:: TASK TO COMPLETE ::
Every line in the data below that includes "question" belongs in the answer, copied as it stands.

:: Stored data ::
<<<<

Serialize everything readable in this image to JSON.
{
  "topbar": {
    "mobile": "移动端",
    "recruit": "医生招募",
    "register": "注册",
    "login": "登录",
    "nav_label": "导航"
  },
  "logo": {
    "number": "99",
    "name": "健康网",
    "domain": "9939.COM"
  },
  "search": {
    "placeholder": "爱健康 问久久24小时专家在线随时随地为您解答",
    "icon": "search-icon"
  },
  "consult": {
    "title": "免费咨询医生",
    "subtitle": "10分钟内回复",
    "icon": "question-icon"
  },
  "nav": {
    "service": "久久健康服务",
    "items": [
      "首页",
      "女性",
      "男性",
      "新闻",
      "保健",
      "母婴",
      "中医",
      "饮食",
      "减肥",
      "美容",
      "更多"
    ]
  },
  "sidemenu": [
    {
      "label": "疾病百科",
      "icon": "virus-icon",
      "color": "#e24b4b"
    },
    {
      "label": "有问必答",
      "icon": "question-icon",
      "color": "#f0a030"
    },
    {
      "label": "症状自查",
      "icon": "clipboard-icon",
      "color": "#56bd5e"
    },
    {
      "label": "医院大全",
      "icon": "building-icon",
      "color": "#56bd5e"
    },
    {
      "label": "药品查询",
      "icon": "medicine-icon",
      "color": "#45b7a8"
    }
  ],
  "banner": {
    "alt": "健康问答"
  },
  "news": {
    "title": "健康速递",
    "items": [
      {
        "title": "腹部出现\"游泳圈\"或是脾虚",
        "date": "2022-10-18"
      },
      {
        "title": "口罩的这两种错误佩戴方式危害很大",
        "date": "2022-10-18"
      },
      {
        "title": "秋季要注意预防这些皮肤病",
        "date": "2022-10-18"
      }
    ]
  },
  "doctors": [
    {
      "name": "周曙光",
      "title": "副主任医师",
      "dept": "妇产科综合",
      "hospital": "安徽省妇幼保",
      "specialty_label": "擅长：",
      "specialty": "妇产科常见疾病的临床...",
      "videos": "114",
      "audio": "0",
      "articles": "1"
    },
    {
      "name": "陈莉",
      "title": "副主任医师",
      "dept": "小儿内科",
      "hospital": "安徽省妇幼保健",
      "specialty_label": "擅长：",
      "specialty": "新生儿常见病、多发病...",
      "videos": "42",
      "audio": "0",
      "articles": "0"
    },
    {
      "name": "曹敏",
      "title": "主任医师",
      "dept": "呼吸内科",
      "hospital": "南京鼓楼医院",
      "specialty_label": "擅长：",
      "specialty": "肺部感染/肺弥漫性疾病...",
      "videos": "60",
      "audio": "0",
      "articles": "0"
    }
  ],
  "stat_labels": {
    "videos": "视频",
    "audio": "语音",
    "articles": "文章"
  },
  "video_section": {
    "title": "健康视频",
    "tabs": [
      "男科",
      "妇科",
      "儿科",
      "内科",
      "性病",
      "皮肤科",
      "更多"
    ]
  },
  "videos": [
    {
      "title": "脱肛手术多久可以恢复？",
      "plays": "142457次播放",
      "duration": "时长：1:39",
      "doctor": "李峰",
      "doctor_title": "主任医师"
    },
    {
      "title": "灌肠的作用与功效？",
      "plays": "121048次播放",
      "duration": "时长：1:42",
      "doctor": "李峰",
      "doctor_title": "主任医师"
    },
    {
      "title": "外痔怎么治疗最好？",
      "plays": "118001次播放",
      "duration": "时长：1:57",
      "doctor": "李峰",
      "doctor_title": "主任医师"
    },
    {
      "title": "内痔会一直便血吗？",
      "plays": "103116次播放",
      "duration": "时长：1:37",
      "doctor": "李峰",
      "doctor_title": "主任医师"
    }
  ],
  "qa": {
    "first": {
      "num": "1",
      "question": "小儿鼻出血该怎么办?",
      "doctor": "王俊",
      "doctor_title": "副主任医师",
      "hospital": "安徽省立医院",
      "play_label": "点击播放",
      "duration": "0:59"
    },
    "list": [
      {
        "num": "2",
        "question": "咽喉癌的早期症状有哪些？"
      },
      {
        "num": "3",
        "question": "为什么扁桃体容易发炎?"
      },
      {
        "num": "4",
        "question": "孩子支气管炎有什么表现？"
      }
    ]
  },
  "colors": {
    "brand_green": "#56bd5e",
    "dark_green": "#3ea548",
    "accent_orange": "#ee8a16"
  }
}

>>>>

:: RESULT OF THE TASK ::
    "icon": "question-icon"
      "icon": "question-icon",
      "question": "小儿鼻出血该怎么办?",
        "question": "咽喉癌的早期症状有哪些？"
        "question": "为什么扁桃体容易发炎?"
        "question": "孩子支气管炎有什么表现？"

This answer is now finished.